We dance. All in different ways. All for different reasons. I don’t have to name mine—couldn’t put my fingers on them to type out the words perfectly anyway. But I’m my sequined top and leather jacket and boots. Glitter, grit, and mirror ball, light pulsing in the fog-machined dark. All the different permutations, stages of me that have danced, free on the floor like always in the water but rarely on land, all rolled into one. Bass-beating-blood and hard-won-sweat. Full-body singing, singing, singing. Gorgeous as the bouncer said.

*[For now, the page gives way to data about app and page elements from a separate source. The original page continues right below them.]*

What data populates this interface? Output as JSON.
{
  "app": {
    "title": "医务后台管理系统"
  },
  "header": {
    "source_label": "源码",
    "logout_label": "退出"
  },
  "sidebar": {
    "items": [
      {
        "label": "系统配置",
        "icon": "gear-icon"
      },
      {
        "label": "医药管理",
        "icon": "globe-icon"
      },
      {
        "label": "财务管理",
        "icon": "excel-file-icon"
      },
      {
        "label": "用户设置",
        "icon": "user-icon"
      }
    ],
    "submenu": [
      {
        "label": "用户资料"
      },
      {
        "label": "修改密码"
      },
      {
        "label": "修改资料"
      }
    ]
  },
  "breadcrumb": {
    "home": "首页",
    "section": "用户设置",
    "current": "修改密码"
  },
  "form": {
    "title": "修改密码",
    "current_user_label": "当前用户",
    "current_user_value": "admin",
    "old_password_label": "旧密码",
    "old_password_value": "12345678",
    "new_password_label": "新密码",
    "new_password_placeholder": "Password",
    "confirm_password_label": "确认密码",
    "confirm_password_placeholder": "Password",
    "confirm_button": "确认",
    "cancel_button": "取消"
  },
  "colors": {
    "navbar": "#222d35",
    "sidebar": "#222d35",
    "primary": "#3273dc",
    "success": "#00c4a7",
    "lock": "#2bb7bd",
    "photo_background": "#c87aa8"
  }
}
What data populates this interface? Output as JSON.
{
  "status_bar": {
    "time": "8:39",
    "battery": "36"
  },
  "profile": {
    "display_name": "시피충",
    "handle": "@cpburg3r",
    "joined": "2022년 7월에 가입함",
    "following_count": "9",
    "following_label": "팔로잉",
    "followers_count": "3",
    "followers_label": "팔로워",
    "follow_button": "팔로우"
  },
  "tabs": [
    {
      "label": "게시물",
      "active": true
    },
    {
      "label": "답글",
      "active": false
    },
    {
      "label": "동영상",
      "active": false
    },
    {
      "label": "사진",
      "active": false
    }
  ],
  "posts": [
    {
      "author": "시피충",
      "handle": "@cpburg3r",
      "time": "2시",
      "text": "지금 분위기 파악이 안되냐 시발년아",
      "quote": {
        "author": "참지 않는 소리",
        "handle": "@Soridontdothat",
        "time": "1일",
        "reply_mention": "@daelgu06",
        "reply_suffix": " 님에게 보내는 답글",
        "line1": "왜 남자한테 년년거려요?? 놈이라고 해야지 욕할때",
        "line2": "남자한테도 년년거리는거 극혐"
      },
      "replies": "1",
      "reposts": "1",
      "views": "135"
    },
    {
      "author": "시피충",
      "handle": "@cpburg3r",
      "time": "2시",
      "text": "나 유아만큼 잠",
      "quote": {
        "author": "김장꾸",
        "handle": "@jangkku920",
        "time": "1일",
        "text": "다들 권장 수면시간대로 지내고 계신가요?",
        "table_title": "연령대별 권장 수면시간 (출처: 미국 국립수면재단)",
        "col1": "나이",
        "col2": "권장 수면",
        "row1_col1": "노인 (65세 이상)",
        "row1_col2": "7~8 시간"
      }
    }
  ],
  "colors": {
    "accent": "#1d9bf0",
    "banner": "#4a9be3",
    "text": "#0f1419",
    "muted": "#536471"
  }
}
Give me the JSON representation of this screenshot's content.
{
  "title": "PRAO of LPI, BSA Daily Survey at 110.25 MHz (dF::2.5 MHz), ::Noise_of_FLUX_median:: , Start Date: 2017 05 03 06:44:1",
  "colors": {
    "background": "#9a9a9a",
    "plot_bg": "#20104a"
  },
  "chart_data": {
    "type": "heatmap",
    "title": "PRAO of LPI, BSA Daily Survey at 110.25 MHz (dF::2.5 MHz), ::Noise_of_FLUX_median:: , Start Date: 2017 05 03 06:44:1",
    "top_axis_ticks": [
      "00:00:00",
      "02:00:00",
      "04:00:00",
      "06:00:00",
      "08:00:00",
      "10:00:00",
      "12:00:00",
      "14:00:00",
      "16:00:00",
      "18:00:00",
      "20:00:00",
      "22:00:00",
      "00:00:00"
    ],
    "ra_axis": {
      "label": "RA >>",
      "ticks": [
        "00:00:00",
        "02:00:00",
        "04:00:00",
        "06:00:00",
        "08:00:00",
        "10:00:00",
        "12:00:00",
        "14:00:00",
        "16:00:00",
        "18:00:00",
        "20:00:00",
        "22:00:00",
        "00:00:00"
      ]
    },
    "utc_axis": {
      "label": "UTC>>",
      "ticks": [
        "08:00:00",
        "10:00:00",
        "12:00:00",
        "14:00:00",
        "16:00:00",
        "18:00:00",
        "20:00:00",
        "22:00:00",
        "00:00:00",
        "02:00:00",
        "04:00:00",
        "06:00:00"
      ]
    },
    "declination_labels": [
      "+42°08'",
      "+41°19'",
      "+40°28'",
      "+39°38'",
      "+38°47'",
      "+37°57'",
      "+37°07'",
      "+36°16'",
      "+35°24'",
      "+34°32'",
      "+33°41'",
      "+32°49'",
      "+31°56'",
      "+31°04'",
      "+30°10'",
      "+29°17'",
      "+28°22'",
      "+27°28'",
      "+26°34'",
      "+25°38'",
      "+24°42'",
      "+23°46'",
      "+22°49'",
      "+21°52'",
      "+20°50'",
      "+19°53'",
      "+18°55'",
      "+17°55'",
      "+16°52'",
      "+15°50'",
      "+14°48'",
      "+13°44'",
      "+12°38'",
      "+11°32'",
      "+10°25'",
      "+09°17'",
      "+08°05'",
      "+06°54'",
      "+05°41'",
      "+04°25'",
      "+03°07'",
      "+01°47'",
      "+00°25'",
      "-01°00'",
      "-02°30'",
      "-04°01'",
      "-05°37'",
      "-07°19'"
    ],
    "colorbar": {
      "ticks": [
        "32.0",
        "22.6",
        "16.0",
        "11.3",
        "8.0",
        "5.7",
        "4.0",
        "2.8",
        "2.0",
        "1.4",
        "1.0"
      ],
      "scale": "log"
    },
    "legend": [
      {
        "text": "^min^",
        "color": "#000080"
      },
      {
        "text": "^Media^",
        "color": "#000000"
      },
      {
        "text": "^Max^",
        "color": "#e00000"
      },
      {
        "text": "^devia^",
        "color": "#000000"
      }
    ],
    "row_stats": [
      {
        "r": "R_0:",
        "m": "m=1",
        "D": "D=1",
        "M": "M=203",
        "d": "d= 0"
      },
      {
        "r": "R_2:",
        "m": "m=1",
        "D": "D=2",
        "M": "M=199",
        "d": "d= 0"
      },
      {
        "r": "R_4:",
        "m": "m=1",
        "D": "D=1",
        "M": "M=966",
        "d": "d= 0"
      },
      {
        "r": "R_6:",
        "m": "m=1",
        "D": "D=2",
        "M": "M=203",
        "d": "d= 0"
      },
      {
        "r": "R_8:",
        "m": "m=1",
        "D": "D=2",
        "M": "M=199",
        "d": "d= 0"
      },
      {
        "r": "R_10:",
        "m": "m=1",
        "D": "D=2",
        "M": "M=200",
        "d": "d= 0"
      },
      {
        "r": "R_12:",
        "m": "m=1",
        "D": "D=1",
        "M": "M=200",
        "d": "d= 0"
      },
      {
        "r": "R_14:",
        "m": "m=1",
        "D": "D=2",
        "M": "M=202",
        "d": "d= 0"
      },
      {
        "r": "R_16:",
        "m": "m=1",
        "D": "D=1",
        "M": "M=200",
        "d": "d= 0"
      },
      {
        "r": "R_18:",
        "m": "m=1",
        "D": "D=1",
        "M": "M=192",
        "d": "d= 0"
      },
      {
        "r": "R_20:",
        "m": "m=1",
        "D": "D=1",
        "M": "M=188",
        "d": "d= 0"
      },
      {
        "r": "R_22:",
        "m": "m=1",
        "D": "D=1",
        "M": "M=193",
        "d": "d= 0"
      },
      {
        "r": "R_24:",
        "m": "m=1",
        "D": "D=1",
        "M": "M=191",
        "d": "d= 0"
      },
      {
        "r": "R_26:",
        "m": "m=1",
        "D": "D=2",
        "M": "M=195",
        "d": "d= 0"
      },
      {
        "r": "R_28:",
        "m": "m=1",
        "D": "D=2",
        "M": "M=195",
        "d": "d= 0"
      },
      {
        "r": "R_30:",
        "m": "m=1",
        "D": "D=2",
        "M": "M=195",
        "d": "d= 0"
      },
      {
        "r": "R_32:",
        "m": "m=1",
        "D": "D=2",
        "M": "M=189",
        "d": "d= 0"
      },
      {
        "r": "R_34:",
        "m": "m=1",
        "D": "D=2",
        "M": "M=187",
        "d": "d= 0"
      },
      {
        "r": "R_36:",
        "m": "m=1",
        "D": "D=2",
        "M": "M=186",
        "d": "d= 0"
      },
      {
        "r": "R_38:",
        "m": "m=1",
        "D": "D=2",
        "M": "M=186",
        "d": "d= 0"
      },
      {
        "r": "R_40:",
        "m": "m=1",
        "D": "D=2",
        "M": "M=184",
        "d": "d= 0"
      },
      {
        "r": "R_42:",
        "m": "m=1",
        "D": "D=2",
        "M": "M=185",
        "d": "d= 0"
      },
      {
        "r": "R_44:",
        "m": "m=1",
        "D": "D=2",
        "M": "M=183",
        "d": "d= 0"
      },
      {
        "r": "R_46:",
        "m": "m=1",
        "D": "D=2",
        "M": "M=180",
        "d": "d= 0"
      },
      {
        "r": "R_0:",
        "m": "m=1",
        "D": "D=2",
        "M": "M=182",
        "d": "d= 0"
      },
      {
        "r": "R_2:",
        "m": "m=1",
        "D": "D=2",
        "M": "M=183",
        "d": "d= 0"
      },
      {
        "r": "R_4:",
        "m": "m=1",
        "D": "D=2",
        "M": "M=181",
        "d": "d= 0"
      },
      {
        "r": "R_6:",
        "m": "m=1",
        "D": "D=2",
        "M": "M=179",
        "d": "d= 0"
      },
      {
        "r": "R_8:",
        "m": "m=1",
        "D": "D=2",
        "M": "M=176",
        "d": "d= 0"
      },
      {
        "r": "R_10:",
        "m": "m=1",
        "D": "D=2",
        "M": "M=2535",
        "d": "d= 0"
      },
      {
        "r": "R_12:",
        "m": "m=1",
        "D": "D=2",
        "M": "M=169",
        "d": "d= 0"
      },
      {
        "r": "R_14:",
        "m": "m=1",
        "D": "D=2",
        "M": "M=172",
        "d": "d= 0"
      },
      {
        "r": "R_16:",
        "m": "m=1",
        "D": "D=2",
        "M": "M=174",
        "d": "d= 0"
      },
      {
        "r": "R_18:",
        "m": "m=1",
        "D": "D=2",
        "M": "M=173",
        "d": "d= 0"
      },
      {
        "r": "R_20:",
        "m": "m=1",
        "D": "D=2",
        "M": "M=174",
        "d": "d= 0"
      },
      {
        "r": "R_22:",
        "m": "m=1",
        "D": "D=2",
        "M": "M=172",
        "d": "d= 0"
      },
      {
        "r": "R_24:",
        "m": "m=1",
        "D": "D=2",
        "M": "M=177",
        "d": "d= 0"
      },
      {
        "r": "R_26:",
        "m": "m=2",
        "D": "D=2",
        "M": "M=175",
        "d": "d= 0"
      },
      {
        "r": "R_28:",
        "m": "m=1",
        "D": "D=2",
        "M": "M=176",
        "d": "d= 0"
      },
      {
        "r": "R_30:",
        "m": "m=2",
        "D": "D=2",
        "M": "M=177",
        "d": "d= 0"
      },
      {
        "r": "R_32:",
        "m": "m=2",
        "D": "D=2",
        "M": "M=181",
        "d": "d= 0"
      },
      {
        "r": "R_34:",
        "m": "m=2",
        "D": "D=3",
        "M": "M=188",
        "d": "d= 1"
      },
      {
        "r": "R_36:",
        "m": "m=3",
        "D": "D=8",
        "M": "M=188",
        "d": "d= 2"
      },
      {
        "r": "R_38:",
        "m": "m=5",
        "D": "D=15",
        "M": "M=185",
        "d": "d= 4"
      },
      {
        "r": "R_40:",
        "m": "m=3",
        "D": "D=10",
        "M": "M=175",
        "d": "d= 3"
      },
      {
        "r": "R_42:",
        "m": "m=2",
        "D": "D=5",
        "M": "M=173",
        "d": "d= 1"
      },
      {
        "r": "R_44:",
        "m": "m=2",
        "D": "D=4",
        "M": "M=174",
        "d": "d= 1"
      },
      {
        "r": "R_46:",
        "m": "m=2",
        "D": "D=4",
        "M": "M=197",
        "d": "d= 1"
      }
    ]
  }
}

Prince shows around midnight—some cos-playing womanizer dressed in the iconic white suit, no shirt, smooth-shaved chest. Sexing up all the youngest ladies while his lumberjack wingman—dude’s well over six-feet, beard, honest-to-god flannel, as un-princely as you can get—watches the hunt like a hyena in the wings (there might be slobber; there’s certainly awe). But everybody loses it, loves it, when cos-play Prince gets up on stage when the DJ plays his song, pulls a purple guitar from the shadows and proceeds to gyrate, drop-split, strip-tease for the crowd. He cheeses me out. Prince-lite, strutting like the man himself, but I’m outvoted—the crowd, my group loves him.

Still, it strikes me, remember-writing-living this again now, that then, with my arms wide, head back, eyes closed, hair swinging, full-body singing, singing, singing…that could have been the real Prince—if I dance-dreamed just right. But now, death’s closed the door on possibility and the remembered flash of sex-and-song through the strobe-and-fog is wrong even in this light.


Sitting here, outside the stage door, is like sampling the whole world at once—all the languages, all the potentials.

And in the distance the flashing of billboards and electric lit signs—the trash is out for the night, huge piles of black and white and blue bags stuffed and piled waist high down the curb on both sides.

And the song of car breaks and horns; the delivery truck idling across the street; suitcases rolling along the pavement.

And the car radios tune in an out of a million different stations that touch me—all—before flitting off again.

I could have been anyone who’s passed me by but I wasn’t. I’m not.